MATERIAL FOR THE TASK>
====

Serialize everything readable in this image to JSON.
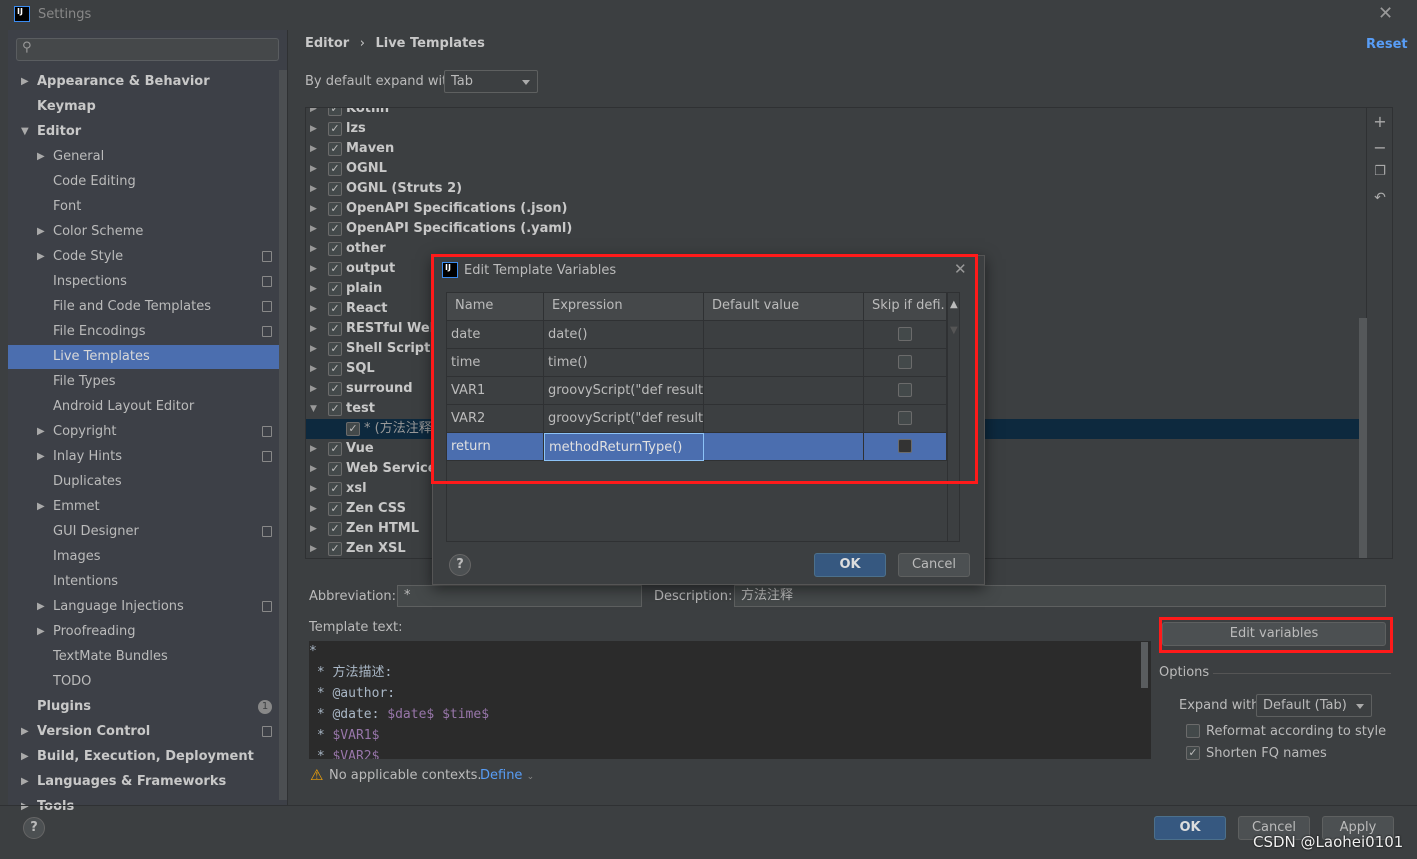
{
  "window": {
    "title": "Settings",
    "close_icon": "close-icon"
  },
  "sidebar": {
    "search_placeholder": "",
    "items": [
      {
        "label": "Appearance & Behavior",
        "level": 0,
        "arrow": "right",
        "bold": true
      },
      {
        "label": "Keymap",
        "level": 0,
        "bold": true
      },
      {
        "label": "Editor",
        "level": 0,
        "arrow": "down",
        "bold": true
      },
      {
        "label": "General",
        "level": 1,
        "arrow": "right"
      },
      {
        "label": "Code Editing",
        "level": 1
      },
      {
        "label": "Font",
        "level": 1
      },
      {
        "label": "Color Scheme",
        "level": 1,
        "arrow": "right"
      },
      {
        "label": "Code Style",
        "level": 1,
        "arrow": "right",
        "copy": true
      },
      {
        "label": "Inspections",
        "level": 1,
        "copy": true
      },
      {
        "label": "File and Code Templates",
        "level": 1,
        "copy": true
      },
      {
        "label": "File Encodings",
        "level": 1,
        "copy": true
      },
      {
        "label": "Live Templates",
        "level": 1,
        "selected": true
      },
      {
        "label": "File Types",
        "level": 1
      },
      {
        "label": "Android Layout Editor",
        "level": 1
      },
      {
        "label": "Copyright",
        "level": 1,
        "arrow": "right",
        "copy": true
      },
      {
        "label": "Inlay Hints",
        "level": 1,
        "arrow": "right",
        "copy": true
      },
      {
        "label": "Duplicates",
        "level": 1
      },
      {
        "label": "Emmet",
        "level": 1,
        "arrow": "right"
      },
      {
        "label": "GUI Designer",
        "level": 1,
        "copy": true
      },
      {
        "label": "Images",
        "level": 1
      },
      {
        "label": "Intentions",
        "level": 1
      },
      {
        "label": "Language Injections",
        "level": 1,
        "arrow": "right",
        "copy": true
      },
      {
        "label": "Proofreading",
        "level": 1,
        "arrow": "right"
      },
      {
        "label": "TextMate Bundles",
        "level": 1
      },
      {
        "label": "TODO",
        "level": 1
      },
      {
        "label": "Plugins",
        "level": 0,
        "bold": true,
        "badge": "1"
      },
      {
        "label": "Version Control",
        "level": 0,
        "arrow": "right",
        "bold": true,
        "copy": true
      },
      {
        "label": "Build, Execution, Deployment",
        "level": 0,
        "arrow": "right",
        "bold": true
      },
      {
        "label": "Languages & Frameworks",
        "level": 0,
        "arrow": "right",
        "bold": true
      },
      {
        "label": "Tools",
        "level": 0,
        "arrow": "right",
        "bold": true
      }
    ]
  },
  "header": {
    "breadcrumb": [
      "Editor",
      "Live Templates"
    ],
    "separator": "›",
    "reset": "Reset"
  },
  "expand": {
    "label": "By default expand with",
    "value": "Tab"
  },
  "templates": [
    {
      "label": "Kotlin",
      "checked": true,
      "arrow": "right"
    },
    {
      "label": "lzs",
      "checked": true,
      "arrow": "right"
    },
    {
      "label": "Maven",
      "checked": true,
      "arrow": "right"
    },
    {
      "label": "OGNL",
      "checked": true,
      "arrow": "right"
    },
    {
      "label": "OGNL (Struts 2)",
      "checked": true,
      "arrow": "right"
    },
    {
      "label": "OpenAPI Specifications (.json)",
      "checked": true,
      "arrow": "right"
    },
    {
      "label": "OpenAPI Specifications (.yaml)",
      "checked": true,
      "arrow": "right"
    },
    {
      "label": "other",
      "checked": true,
      "arrow": "right"
    },
    {
      "label": "output",
      "checked": true,
      "arrow": "right"
    },
    {
      "label": "plain",
      "checked": true,
      "arrow": "right"
    },
    {
      "label": "React",
      "checked": true,
      "arrow": "right"
    },
    {
      "label": "RESTful Web Services",
      "checked": true,
      "arrow": "right"
    },
    {
      "label": "Shell Script",
      "checked": true,
      "arrow": "right"
    },
    {
      "label": "SQL",
      "checked": true,
      "arrow": "right"
    },
    {
      "label": "surround",
      "checked": true,
      "arrow": "right"
    },
    {
      "label": "test",
      "checked": true,
      "arrow": "down"
    },
    {
      "label": "* (方法注释)",
      "checked": true,
      "child": true,
      "selected": true
    },
    {
      "label": "Vue",
      "checked": true,
      "arrow": "right"
    },
    {
      "label": "Web Services",
      "checked": true,
      "arrow": "right"
    },
    {
      "label": "xsl",
      "checked": true,
      "arrow": "right"
    },
    {
      "label": "Zen CSS",
      "checked": true,
      "arrow": "right"
    },
    {
      "label": "Zen HTML",
      "checked": true,
      "arrow": "right"
    },
    {
      "label": "Zen XSL",
      "checked": true,
      "arrow": "right"
    }
  ],
  "tree_tools": [
    "plus-icon",
    "minus-icon",
    "copy-icon",
    "undo-icon"
  ],
  "details": {
    "abbreviation_label": "Abbreviation:",
    "abbreviation": "*",
    "description_label": "Description:",
    "description": "方法注释",
    "template_text_label": "Template text:",
    "template_lines": [
      [
        {
          "t": "*"
        }
      ],
      [
        {
          "t": " * 方法描述:"
        }
      ],
      [
        {
          "t": " * @author:"
        }
      ],
      [
        {
          "t": " * @date: "
        },
        {
          "t": "$date$",
          "v": true
        },
        {
          "t": " "
        },
        {
          "t": "$time$",
          "v": true
        }
      ],
      [
        {
          "t": " * "
        },
        {
          "t": "$VAR1$",
          "v": true
        }
      ],
      [
        {
          "t": " * "
        },
        {
          "t": "$VAR2$",
          "v": true
        }
      ]
    ],
    "warning": "No applicable contexts.",
    "define": "Define",
    "edit_variables": "Edit variables",
    "options_label": "Options",
    "expand_with_label": "Expand with",
    "expand_with_value": "Default (Tab)",
    "reformat_label": "Reformat according to style",
    "reformat_checked": false,
    "shorten_label": "Shorten FQ names",
    "shorten_checked": true
  },
  "dialog": {
    "title": "Edit Template Variables",
    "columns": [
      "Name",
      "Expression",
      "Default value",
      "Skip if defi..."
    ],
    "rows": [
      {
        "name": "date",
        "expression": "date()",
        "default": "",
        "skip": false
      },
      {
        "name": "time",
        "expression": "time()",
        "default": "",
        "skip": false
      },
      {
        "name": "VAR1",
        "expression": "groovyScript(\"def result...",
        "default": "",
        "skip": false
      },
      {
        "name": "VAR2",
        "expression": "groovyScript(\"def result...",
        "default": "",
        "skip": false
      },
      {
        "name": "return",
        "expression": "methodReturnType()",
        "default": "",
        "skip": false,
        "selected": true
      }
    ],
    "ok": "OK",
    "cancel": "Cancel",
    "help": "?"
  },
  "footer": {
    "ok": "OK",
    "cancel": "Cancel",
    "apply": "Apply",
    "help": "?"
  },
  "watermark": "CSDN @Laohei0101",
  "colors": {
    "accent": "#4b6eaf",
    "link": "#589df6",
    "highlight_box": "#ff1a1a",
    "primary_button": "#365880"
  }
}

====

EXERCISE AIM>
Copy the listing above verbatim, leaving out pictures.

ANSWER SECTION>
Serialize everything readable in this image to JSON.
{
  "window": {
    "title": "Settings",
    "close_icon": "close-icon"
  },
  "sidebar": {
    "search_placeholder": "",
    "items": [
      {
        "label": "Appearance & Behavior",
        "level": 0,
        "arrow": "right",
        "bold": true
      },
      {
        "label": "Keymap",
        "level": 0,
        "bold": true
      },
      {
        "label": "Editor",
        "level": 0,
        "arrow": "down",
        "bold": true
      },
      {
        "label": "General",
        "level": 1,
        "arrow": "right"
      },
      {
        "label": "Code Editing",
        "level": 1
      },
      {
        "label": "Font",
        "level": 1
      },
      {
        "label": "Color Scheme",
        "level": 1,
        "arrow": "right"
      },
      {
        "label": "Code Style",
        "level": 1,
        "arrow": "right",
        "copy": true
      },
      {
        "label": "Inspections",
        "level": 1,
        "copy": true
      },
      {
        "label": "File and Code Templates",
        "level": 1,
        "copy": true
      },
      {
        "label": "File Encodings",
        "level": 1,
        "copy": true
      },
      {
        "label": "Live Templates",
        "level": 1,
        "selected": true
      },
      {
        "label": "File Types",
        "level": 1
      },
      {
        "label": "Android Layout Editor",
        "level": 1
      },
      {
        "label": "Copyright",
        "level": 1,
        "arrow": "right",
        "copy": true
      },
      {
        "label": "Inlay Hints",
        "level": 1,
        "arrow": "right",
        "copy": true
      },
      {
        "label": "Duplicates",
        "level": 1
      },
      {
        "label": "Emmet",
        "level": 1,
        "arrow": "right"
      },
      {
        "label": "GUI Designer",
        "level": 1,
        "copy": true
      },
      {
        "label": "Images",
        "level": 1
      },
      {
        "label": "Intentions",
        "level": 1
      },
      {
        "label": "Language Injections",
        "level": 1,
        "arrow": "right",
        "copy": true
      },
      {
        "label": "Proofreading",
        "level": 1,
        "arrow": "right"
      },
      {
        "label": "TextMate Bundles",
        "level": 1
      },
      {
        "label": "TODO",
        "level": 1
      },
      {
        "label": "Plugins",
        "level": 0,
        "bold": true,
        "badge": "1"
      },
      {
        "label": "Version Control",
        "level": 0,
        "arrow": "right",
        "bold": true,
        "copy": true
      },
      {
        "label": "Build, Execution, Deployment",
        "level": 0,
        "arrow": "right",
        "bold": true
      },
      {
        "label": "Languages & Frameworks",
        "level": 0,
        "arrow": "right",
        "bold": true
      },
      {
        "label": "Tools",
        "level": 0,
        "arrow": "right",
        "bold": true
      }
    ]
  },
  "header": {
    "breadcrumb": [
      "Editor",
      "Live Templates"
    ],
    "separator": "›",
    "reset": "Reset"
  },
  "expand": {
    "label": "By default expand with",
    "value": "Tab"
  },
  "templates": [
    {
      "label": "Kotlin",
      "checked": true,
      "arrow": "right"
    },
    {
      "label": "lzs",
      "checked": true,
      "arrow": "right"
    },
    {
      "label": "Maven",
      "checked": true,
      "arrow": "right"
    },
    {
      "label": "OGNL",
      "checked": true,
      "arrow": "right"
    },
    {
      "label": "OGNL (Struts 2)",
      "checked": true,
      "arrow": "right"
    },
    {
      "label": "OpenAPI Specifications (.json)",
      "checked": true,
      "arrow": "right"
    },
    {
      "label": "OpenAPI Specifications (.yaml)",
      "checked": true,
      "arrow": "right"
    },
    {
      "label": "other",
      "checked": true,
      "arrow": "right"
    },
    {
      "label": "output",
      "checked": true,
      "arrow": "right"
    },
    {
      "label": "plain",
      "checked": true,
      "arrow": "right"
    },
    {
      "label": "React",
      "checked": true,
      "arrow": "right"
    },
    {
      "label": "RESTful Web Services",
      "checked": true,
      "arrow": "right"
    },
    {
      "label": "Shell Script",
      "checked": true,
      "arrow": "right"
    },
    {
      "label": "SQL",
      "checked": true,
      "arrow": "right"
    },
    {
      "label": "surround",
      "checked": true,
      "arrow": "right"
    },
    {
      "label": "test",
      "checked": true,
      "arrow": "down"
    },
    {
      "label": "* (方法注释)",
      "checked": true,
      "child": true,
      "selected": true
    },
    {
      "label": "Vue",
      "checked": true,
      "arrow": "right"
    },
    {
      "label": "Web Services",
      "checked": true,
      "arrow": "right"
    },
    {
      "label": "xsl",
      "checked": true,
      "arrow": "right"
    },
    {
      "label": "Zen CSS",
      "checked": true,
      "arrow": "right"
    },
    {
      "label": "Zen HTML",
      "checked": true,
      "arrow": "right"
    },
    {
      "label": "Zen XSL",
      "checked": true,
      "arrow": "right"
    }
  ],
  "tree_tools": [
    "plus-icon",
    "minus-icon",
    "copy-icon",
    "undo-icon"
  ],
  "details": {
    "abbreviation_label": "Abbreviation:",
    "abbreviation": "*",
    "description_label": "Description:",
    "description": "方法注释",
    "template_text_label": "Template text:",
    "template_lines": [
      [
        {
          "t": "*"
        }
      ],
      [
        {
          "t": " * 方法描述:"
        }
      ],
      [
        {
          "t": " * @author:"
        }
      ],
      [
        {
          "t": " * @date: "
        },
        {
          "t": "$date$",
          "v": true
        },
        {
          "t": " "
        },
        {
          "t": "$time$",
          "v": true
        }
      ],
      [
        {
          "t": " * "
        },
        {
          "t": "$VAR1$",
          "v": true
        }
      ],
      [
        {
          "t": " * "
        },
        {
          "t": "$VAR2$",
          "v": true
        }
      ]
    ],
    "warning": "No applicable contexts.",
    "define": "Define",
    "edit_variables": "Edit variables",
    "options_label": "Options",
    "expand_with_label": "Expand with",
    "expand_with_value": "Default (Tab)",
    "reformat_label": "Reformat according to style",
    "reformat_checked": false,
    "shorten_label": "Shorten FQ names",
    "shorten_checked": true
  },
  "dialog": {
    "title": "Edit Template Variables",
    "columns": [
      "Name",
      "Expression",
      "Default value",
      "Skip if defi..."
    ],
    "rows": [
      {
        "name": "date",
        "expression": "date()",
        "default": "",
        "skip": false
      },
      {
        "name": "time",
        "expression": "time()",
        "default": "",
        "skip": false
      },
      {
        "name": "VAR1",
        "expression": "groovyScript(\"def result...",
        "default": "",
        "skip": false
      },
      {
        "name": "VAR2",
        "expression": "groovyScript(\"def result...",
        "default": "",
        "skip": false
      },
      {
        "name": "return",
        "expression": "methodReturnType()",
        "default": "",
        "skip": false,
        "selected": true
      }
    ],
    "ok": "OK",
    "cancel": "Cancel",
    "help": "?"
  },
  "footer": {
    "ok": "OK",
    "cancel": "Cancel",
    "apply": "Apply",
    "help": "?"
  },
  "watermark": "CSDN @Laohei0101",
  "colors": {
    "accent": "#4b6eaf",
    "link": "#589df6",
    "highlight_box": "#ff1a1a",
    "primary_button": "#365880"
  }
}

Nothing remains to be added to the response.